■ Material supplied:
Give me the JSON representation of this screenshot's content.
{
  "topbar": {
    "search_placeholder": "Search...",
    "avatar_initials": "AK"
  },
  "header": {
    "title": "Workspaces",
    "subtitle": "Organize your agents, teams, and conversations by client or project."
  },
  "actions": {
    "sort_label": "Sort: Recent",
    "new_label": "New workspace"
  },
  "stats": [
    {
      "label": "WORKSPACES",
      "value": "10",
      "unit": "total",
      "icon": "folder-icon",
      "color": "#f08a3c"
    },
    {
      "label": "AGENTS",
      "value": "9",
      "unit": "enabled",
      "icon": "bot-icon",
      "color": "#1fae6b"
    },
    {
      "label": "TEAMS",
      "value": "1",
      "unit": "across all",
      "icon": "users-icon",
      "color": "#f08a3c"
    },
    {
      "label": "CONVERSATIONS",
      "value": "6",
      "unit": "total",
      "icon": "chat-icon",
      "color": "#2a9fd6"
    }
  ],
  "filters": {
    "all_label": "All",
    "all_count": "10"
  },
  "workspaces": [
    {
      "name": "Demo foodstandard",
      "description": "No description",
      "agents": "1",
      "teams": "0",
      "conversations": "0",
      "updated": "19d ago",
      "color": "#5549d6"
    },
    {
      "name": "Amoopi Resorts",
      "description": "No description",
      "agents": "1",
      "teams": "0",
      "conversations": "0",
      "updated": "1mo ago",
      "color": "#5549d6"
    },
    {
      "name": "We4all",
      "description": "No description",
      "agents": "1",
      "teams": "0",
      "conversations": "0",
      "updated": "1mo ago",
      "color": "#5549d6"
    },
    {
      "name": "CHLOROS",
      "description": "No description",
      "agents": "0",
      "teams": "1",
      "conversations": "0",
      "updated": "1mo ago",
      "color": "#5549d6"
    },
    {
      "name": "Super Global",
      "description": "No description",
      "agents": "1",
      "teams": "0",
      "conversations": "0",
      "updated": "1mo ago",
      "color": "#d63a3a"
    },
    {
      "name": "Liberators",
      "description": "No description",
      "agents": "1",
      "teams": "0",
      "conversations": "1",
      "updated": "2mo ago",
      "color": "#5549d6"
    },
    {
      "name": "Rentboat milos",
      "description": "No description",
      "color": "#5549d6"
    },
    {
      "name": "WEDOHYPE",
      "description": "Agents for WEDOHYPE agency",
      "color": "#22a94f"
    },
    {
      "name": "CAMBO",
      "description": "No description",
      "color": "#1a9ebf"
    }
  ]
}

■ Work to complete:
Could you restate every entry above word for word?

■ Solved exercise:
Give me the JSON representation of this screenshot's content.
{
  "topbar": {
    "search_placeholder": "Search...",
    "avatar_initials": "AK"
  },
  "header": {
    "title": "Workspaces",
    "subtitle": "Organize your agents, teams, and conversations by client or project."
  },
  "actions": {
    "sort_label": "Sort: Recent",
    "new_label": "New workspace"
  },
  "stats": [
    {
      "label": "WORKSPACES",
      "value": "10",
      "unit": "total",
      "icon": "folder-icon",
      "color": "#f08a3c"
    },
    {
      "label": "AGENTS",
      "value": "9",
      "unit": "enabled",
      "icon": "bot-icon",
      "color": "#1fae6b"
    },
    {
      "label": "TEAMS",
      "value": "1",
      "unit": "across all",
      "icon": "users-icon",
      "color": "#f08a3c"
    },
    {
      "label": "CONVERSATIONS",
      "value": "6",
      "unit": "total",
      "icon": "chat-icon",
      "color": "#2a9fd6"
    }
  ],
  "filters": {
    "all_label": "All",
    "all_count": "10"
  },
  "workspaces": [
    {
      "name": "Demo foodstandard",
      "description": "No description",
      "agents": "1",
      "teams": "0",
      "conversations": "0",
      "updated": "19d ago",
      "color": "#5549d6"
    },
    {
      "name": "Amoopi Resorts",
      "description": "No description",
      "agents": "1",
      "teams": "0",
      "conversations": "0",
      "updated": "1mo ago",
      "color": "#5549d6"
    },
    {
      "name": "We4all",
      "description": "No description",
      "agents": "1",
      "teams": "0",
      "conversations": "0",
      "updated": "1mo ago",
      "color": "#5549d6"
    },
    {
      "name": "CHLOROS",
      "description": "No description",
      "agents": "0",
      "teams": "1",
      "conversations": "0",
      "updated": "1mo ago",
      "color": "#5549d6"
    },
    {
      "name": "Super Global",
      "description": "No description",
      "agents": "1",
      "teams": "0",
      "conversations": "0",
      "updated": "1mo ago",
      "color": "#d63a3a"
    },
    {
      "name": "Liberators",
      "description": "No description",
      "agents": "1",
      "teams": "0",
      "conversations": "1",
      "updated": "2mo ago",
      "color": "#5549d6"
    },
    {
      "name": "Rentboat milos",
      "description": "No description",
      "color": "#5549d6"
    },
    {
      "name": "WEDOHYPE",
      "description": "Agents for WEDOHYPE agency",
      "color": "#22a94f"
    },
    {
      "name": "CAMBO",
      "description": "No description",
      "color": "#1a9ebf"
    }
  ]
}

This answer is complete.